Take each line of the data that contains the string "value" and copy it.

─── Entries provided ───

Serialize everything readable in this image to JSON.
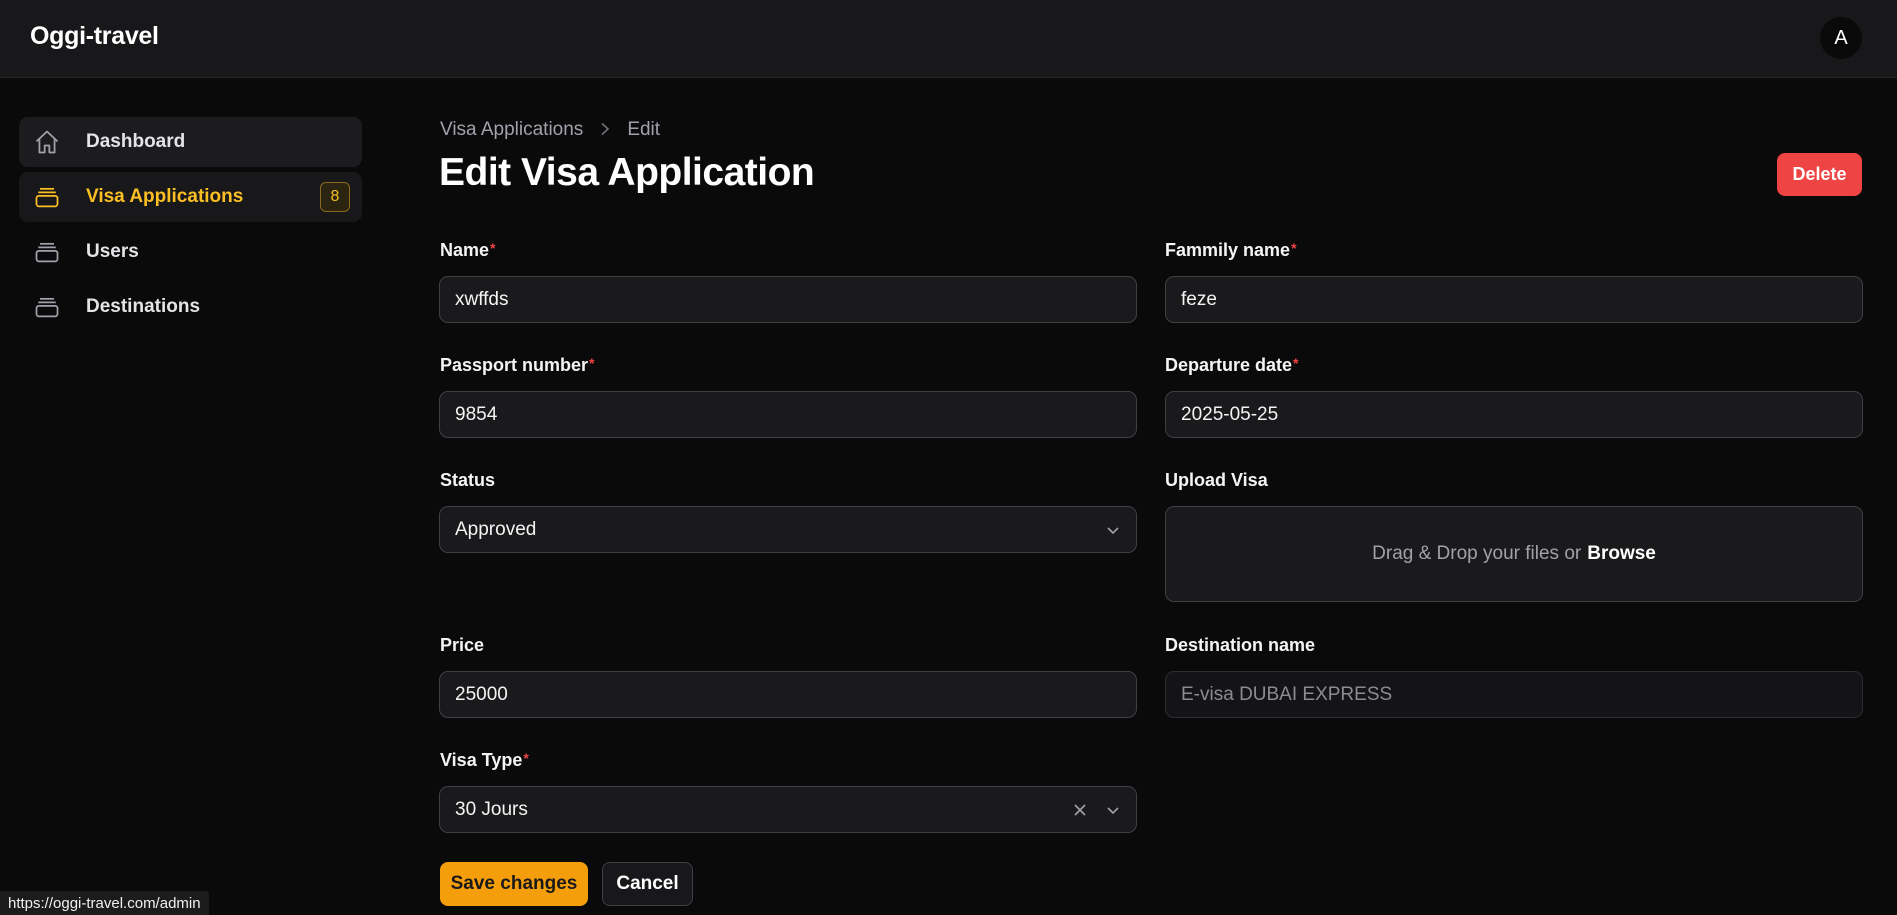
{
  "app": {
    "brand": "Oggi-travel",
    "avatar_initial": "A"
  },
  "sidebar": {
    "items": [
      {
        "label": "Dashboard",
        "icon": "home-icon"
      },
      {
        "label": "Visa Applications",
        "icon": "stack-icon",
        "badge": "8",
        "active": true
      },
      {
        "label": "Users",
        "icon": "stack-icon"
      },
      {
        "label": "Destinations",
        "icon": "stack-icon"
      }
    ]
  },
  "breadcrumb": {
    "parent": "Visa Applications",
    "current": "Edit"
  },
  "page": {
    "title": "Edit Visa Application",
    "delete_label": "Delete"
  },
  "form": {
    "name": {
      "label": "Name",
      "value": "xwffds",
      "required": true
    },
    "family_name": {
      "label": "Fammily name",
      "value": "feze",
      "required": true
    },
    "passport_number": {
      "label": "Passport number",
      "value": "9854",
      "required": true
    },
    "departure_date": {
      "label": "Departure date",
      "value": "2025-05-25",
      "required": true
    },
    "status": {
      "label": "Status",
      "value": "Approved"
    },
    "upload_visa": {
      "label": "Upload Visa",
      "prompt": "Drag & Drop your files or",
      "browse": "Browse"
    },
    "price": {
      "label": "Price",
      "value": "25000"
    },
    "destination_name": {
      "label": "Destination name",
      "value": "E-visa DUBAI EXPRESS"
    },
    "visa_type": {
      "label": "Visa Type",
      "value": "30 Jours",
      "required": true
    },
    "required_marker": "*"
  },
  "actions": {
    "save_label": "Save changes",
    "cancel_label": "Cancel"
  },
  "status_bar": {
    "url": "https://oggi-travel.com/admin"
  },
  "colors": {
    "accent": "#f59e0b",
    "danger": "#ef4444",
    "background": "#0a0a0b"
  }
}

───

▸ **Result of this exercise**:
      "value": "xwffds",
      "value": "feze",
      "value": "9854",
      "value": "2025-05-25",
      "value": "Approved"
      "value": "25000"
      "value": "E-visa DUBAI EXPRESS"
      "value": "30 Jours",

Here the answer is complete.